[Records contained in a dataset]

::::

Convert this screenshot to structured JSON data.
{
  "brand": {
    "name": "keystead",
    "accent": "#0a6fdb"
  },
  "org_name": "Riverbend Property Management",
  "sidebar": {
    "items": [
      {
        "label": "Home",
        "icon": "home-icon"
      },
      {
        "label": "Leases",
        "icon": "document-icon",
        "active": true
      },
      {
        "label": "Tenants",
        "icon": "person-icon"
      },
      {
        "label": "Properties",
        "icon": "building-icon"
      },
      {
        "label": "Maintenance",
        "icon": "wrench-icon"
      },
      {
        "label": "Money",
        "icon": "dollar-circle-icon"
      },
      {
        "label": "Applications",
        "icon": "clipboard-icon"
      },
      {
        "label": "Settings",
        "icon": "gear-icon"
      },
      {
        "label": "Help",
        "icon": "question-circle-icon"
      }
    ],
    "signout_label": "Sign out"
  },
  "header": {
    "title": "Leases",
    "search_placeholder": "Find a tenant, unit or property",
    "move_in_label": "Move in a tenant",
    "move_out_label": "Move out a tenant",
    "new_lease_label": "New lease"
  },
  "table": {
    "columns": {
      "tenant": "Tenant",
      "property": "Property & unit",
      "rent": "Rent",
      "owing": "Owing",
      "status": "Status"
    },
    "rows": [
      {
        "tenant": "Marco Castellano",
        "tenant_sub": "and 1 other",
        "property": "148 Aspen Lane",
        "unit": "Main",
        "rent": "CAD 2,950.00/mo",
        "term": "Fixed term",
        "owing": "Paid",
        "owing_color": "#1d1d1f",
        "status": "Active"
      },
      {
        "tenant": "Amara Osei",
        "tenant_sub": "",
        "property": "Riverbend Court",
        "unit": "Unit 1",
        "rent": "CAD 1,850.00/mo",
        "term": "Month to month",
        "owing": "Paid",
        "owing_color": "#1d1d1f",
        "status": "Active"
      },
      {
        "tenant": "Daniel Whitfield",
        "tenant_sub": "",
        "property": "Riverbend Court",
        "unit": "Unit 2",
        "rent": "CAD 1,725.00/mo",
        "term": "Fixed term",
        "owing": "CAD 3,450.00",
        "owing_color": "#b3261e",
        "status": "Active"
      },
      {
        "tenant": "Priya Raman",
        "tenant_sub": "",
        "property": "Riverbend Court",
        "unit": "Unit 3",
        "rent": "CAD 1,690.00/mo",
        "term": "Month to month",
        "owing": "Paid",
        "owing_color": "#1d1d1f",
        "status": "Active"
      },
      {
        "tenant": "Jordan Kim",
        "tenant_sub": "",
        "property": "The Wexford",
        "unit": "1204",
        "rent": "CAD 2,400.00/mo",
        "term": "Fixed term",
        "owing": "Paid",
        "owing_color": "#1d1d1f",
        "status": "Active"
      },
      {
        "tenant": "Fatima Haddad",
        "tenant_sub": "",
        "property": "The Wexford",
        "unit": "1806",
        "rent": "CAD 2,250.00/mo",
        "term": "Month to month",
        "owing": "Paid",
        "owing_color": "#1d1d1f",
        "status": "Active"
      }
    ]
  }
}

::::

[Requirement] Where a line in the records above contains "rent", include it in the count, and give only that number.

[Task output] 7